Photos of the immediate aftermath of the incident from a helicopter show 3 predominantly neon yellow cars, and 2 vans of the same colouring, parked up at the junction end of Artillery Place. Obviously ambulance vehicles, all were allocated for possible casualties of an open air shootout between police and a couple of men sharing one gun between them – or for initial reports of a solitary single man who had been attacked? We can’t really say, because we don’t know what is standard procedure as such, that the ambulance crews looked like they knew to expect an outcome whereby they had to turn out as if they were responding to a major incident. This could be something, it could be nothing – it requires further information which is not at hand. In any case, as it turned out, nobody needed a fleet of medics.
So we cannot be certain that Lee Rigby’s body was given any cursory examination by any adequately trained individual.
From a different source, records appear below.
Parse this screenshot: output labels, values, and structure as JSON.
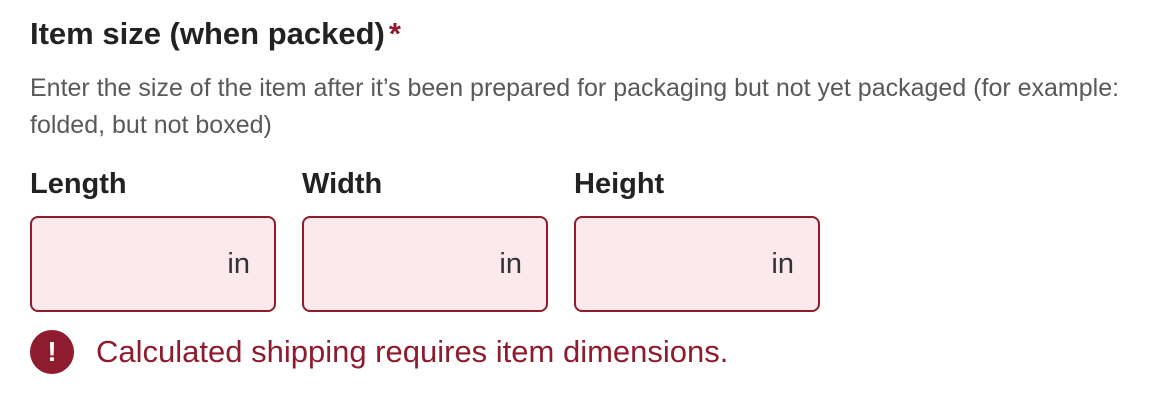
{
  "section": {
    "title": "Item size (when packed)",
    "required_marker": "*",
    "help_text": "Enter the size of the item after it’s been prepared for packaging but not yet packaged (for example: folded, but not boxed)"
  },
  "dimensions": [
    {
      "label": "Length",
      "value": "",
      "unit": "in"
    },
    {
      "label": "Width",
      "value": "",
      "unit": "in"
    },
    {
      "label": "Height",
      "value": "",
      "unit": "in"
    }
  ],
  "error": {
    "icon": "exclamation-icon",
    "glyph": "!",
    "message": "Calculated shipping requires item dimensions."
  },
  "colors": {
    "error": "#8f1b2e",
    "error_fill": "#fbe9ed",
    "text": "#222222",
    "muted_text": "#595959"
  }
}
In fact, immediately after the police deal with the two perpetrators, and before the paramedics turn up, the body is surrounded by a number of people – people who are on the face of it civilians, and people who we know are police – either way, none are seen examining the body, and it should perhaps be the first thing for those people to have done.
Later on, as revealed in a still that was published by the Scottish version of the Daily Mirror, Lee Rigby’s body was covered with a red blanket (see Fig.169). In this particular image, paramedics are nowhere to be seen. It seems as though Rigby was pronounced dead by Amanda Donnelly, and then that judgement informed everyone else’s actions so that at the end, the only thing to do was to treat him as if he were dead. This seems very strange.